• _EXERCISE DETAILS_:
I would like each line of the data that holds the word "true" copied out.

[Dataset rows describing interfaces]
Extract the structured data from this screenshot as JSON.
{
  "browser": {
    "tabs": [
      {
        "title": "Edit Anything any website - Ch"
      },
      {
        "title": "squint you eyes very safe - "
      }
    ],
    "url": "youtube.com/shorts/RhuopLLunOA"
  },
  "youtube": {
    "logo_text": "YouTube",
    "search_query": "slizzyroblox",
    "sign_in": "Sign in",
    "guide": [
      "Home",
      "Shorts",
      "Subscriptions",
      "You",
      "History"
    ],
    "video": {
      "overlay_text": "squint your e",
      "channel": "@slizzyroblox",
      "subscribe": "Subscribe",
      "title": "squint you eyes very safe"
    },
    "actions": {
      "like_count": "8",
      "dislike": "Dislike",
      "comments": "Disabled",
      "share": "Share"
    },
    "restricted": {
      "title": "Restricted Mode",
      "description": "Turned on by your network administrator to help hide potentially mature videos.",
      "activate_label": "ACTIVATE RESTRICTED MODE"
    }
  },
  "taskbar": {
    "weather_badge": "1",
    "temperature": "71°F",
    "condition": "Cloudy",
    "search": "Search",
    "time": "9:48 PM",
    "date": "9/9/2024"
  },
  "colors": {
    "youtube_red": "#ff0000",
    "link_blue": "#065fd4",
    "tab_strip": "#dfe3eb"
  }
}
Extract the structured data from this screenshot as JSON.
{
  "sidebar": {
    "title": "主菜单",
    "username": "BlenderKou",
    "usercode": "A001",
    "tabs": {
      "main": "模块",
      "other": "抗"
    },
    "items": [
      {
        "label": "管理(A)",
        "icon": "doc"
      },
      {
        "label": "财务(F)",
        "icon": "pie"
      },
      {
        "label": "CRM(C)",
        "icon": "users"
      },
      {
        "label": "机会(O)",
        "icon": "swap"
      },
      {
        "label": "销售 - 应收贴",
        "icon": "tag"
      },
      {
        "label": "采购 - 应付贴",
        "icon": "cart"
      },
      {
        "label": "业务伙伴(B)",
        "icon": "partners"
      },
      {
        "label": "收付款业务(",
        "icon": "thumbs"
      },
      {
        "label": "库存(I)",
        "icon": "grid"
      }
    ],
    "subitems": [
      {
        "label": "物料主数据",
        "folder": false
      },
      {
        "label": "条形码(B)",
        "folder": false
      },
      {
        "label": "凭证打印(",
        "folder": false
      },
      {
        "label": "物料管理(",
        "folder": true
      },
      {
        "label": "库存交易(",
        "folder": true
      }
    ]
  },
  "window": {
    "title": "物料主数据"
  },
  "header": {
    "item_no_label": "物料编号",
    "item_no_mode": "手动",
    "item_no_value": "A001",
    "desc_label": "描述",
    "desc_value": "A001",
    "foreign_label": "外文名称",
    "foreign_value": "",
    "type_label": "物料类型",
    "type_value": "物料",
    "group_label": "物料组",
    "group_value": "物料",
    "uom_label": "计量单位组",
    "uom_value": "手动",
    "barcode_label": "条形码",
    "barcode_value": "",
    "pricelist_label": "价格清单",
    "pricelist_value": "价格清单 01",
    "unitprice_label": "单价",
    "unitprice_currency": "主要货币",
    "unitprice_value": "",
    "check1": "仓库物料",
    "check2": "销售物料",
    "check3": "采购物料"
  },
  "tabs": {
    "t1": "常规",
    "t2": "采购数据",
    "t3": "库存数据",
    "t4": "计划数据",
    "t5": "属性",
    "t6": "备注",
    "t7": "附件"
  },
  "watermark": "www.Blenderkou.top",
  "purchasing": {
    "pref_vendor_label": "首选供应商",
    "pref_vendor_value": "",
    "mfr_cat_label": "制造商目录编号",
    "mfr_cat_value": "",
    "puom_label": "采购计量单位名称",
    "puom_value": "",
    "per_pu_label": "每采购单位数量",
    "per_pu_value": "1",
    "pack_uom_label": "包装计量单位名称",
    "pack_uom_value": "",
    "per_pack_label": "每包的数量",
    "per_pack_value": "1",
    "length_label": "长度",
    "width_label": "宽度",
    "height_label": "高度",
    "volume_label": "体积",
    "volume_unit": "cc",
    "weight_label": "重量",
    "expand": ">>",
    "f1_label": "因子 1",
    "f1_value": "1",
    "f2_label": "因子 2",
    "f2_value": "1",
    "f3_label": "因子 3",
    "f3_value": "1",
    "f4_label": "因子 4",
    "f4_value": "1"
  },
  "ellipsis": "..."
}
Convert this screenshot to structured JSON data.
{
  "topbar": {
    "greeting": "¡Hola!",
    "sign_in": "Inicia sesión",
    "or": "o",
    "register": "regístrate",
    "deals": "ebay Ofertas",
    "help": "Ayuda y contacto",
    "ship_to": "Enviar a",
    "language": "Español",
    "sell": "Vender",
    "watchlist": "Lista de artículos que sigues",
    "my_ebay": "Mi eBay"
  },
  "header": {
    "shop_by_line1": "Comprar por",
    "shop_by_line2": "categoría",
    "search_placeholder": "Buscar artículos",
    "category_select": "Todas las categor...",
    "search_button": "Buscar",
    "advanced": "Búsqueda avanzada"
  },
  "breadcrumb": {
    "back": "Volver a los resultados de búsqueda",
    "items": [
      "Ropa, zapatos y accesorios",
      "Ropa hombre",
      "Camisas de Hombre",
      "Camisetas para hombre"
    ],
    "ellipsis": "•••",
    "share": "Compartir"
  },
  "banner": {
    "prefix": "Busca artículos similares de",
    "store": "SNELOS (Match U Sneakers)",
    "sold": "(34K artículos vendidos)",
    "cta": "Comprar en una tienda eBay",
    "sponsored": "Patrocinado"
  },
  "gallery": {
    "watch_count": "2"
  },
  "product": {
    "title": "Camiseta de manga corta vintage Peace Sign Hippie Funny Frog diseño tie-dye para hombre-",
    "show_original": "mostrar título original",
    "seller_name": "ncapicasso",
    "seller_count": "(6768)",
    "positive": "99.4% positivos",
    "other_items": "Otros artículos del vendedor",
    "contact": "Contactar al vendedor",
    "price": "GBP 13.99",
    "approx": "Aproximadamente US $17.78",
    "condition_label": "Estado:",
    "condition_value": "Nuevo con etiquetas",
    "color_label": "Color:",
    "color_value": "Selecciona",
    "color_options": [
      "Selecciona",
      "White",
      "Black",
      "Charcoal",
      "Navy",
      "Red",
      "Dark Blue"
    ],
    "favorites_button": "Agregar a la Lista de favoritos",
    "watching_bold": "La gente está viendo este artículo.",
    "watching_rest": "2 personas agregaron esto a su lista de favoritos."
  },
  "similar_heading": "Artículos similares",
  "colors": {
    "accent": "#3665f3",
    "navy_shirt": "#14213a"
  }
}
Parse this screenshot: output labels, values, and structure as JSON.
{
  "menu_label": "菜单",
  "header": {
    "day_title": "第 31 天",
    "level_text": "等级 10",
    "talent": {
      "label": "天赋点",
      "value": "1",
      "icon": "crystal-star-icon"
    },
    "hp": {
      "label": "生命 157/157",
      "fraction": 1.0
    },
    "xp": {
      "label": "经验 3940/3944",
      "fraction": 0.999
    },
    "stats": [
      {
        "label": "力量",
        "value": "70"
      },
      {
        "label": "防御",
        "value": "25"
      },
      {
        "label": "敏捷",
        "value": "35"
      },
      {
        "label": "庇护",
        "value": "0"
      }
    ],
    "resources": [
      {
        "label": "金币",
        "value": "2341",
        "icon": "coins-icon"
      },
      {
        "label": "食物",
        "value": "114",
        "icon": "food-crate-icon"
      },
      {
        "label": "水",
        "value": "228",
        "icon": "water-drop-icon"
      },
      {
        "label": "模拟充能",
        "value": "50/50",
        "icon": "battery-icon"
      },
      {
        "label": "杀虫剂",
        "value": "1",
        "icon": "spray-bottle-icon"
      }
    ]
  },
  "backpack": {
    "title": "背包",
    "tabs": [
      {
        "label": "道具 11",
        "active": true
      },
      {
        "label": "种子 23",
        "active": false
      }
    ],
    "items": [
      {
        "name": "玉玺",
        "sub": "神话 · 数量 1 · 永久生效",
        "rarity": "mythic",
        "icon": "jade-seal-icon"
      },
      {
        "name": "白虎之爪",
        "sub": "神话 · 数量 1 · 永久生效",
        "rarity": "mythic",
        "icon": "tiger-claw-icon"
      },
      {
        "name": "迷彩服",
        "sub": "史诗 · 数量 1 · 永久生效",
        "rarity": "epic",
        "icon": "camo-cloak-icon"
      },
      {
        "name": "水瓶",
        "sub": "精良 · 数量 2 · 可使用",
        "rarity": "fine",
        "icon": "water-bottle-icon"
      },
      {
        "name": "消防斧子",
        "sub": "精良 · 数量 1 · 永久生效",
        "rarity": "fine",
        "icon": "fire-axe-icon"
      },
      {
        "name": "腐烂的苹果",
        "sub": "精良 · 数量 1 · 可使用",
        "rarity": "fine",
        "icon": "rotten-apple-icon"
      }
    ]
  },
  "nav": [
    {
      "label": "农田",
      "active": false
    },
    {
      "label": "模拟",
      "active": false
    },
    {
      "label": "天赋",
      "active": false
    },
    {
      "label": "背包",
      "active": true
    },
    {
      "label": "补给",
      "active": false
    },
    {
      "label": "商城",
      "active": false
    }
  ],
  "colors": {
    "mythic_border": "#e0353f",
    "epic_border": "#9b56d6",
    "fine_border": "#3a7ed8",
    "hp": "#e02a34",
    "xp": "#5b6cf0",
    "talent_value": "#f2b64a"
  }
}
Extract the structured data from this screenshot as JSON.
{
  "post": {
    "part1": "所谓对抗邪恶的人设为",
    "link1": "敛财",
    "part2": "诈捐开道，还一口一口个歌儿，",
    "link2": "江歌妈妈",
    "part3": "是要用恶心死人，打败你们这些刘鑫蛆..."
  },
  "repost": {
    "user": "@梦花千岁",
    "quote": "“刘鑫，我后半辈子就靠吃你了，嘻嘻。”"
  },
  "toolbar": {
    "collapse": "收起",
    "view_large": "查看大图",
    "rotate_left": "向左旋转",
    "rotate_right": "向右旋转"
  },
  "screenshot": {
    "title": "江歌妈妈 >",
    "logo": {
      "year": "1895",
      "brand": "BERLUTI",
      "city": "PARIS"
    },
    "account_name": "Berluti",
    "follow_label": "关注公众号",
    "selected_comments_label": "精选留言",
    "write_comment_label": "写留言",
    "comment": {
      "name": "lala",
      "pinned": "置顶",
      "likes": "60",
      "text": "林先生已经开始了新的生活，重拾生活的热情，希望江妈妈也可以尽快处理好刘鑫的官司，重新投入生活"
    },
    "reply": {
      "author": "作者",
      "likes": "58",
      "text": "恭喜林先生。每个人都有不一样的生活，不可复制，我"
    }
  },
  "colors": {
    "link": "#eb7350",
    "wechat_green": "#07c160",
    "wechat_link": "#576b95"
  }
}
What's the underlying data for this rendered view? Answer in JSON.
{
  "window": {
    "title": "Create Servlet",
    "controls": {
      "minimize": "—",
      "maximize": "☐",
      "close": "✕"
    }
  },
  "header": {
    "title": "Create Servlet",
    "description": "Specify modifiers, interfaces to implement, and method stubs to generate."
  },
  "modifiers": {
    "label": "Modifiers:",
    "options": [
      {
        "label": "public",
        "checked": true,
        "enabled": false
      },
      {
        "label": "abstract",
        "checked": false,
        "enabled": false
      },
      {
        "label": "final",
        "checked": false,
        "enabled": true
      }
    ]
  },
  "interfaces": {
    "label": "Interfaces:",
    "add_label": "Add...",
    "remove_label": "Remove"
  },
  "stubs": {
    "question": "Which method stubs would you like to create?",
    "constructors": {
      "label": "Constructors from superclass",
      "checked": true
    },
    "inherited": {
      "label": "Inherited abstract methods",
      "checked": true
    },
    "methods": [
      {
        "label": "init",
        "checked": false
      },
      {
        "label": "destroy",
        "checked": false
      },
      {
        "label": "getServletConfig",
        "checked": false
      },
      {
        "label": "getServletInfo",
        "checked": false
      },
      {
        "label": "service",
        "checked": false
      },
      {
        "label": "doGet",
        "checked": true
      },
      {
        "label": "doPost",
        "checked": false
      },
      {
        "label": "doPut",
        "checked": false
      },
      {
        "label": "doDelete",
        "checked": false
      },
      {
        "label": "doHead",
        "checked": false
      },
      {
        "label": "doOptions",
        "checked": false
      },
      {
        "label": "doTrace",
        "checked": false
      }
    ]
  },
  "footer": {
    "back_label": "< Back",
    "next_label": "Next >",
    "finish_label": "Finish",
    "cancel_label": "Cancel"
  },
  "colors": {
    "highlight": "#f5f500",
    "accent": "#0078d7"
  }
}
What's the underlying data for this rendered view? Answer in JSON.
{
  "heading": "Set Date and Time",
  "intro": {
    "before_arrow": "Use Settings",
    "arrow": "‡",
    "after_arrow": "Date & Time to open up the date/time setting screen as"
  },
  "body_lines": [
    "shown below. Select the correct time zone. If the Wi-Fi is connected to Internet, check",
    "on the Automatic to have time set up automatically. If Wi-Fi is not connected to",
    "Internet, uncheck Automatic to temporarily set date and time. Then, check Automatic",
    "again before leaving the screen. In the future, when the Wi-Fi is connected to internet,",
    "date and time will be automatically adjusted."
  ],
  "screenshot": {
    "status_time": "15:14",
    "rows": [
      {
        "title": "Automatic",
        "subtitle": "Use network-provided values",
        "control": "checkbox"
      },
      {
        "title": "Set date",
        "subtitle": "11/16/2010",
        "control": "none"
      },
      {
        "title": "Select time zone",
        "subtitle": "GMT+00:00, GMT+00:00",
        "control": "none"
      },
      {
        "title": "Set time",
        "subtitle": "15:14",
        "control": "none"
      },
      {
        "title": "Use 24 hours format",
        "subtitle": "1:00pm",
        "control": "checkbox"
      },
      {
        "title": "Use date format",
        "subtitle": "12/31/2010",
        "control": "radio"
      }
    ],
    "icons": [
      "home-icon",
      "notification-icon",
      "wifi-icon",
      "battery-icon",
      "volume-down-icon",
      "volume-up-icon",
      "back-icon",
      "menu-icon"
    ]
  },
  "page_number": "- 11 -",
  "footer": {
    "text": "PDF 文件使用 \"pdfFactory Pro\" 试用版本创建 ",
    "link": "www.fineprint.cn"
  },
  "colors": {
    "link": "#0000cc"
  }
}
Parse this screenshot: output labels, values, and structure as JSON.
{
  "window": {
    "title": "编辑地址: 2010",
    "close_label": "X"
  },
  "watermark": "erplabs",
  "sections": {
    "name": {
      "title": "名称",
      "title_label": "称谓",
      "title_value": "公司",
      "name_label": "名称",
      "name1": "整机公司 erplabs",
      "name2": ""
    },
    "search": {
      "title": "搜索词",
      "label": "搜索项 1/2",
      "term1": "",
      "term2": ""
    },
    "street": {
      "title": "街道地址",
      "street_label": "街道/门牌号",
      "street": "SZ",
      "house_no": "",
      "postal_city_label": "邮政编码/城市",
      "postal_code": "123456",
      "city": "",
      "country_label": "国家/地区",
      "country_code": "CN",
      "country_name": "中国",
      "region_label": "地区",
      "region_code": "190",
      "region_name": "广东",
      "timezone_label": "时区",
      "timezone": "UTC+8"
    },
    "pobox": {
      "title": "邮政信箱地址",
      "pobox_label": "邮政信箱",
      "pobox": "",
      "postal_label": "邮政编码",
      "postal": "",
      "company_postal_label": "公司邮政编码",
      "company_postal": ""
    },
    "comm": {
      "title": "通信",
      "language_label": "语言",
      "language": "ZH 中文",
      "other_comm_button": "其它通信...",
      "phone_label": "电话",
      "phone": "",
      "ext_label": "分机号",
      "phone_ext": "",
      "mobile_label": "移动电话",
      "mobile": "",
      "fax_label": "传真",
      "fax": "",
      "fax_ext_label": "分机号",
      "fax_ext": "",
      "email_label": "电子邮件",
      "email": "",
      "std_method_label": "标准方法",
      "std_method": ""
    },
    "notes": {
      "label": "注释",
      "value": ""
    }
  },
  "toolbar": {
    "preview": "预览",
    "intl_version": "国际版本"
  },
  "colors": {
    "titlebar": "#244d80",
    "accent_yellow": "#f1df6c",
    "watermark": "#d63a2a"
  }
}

• _TASK ANSWER_:
        "folder": true
        "folder": true
        "active": true
      "active": true
        "checked": true,
        "enabled": true
      "checked": true
      "checked": true
        "checked": true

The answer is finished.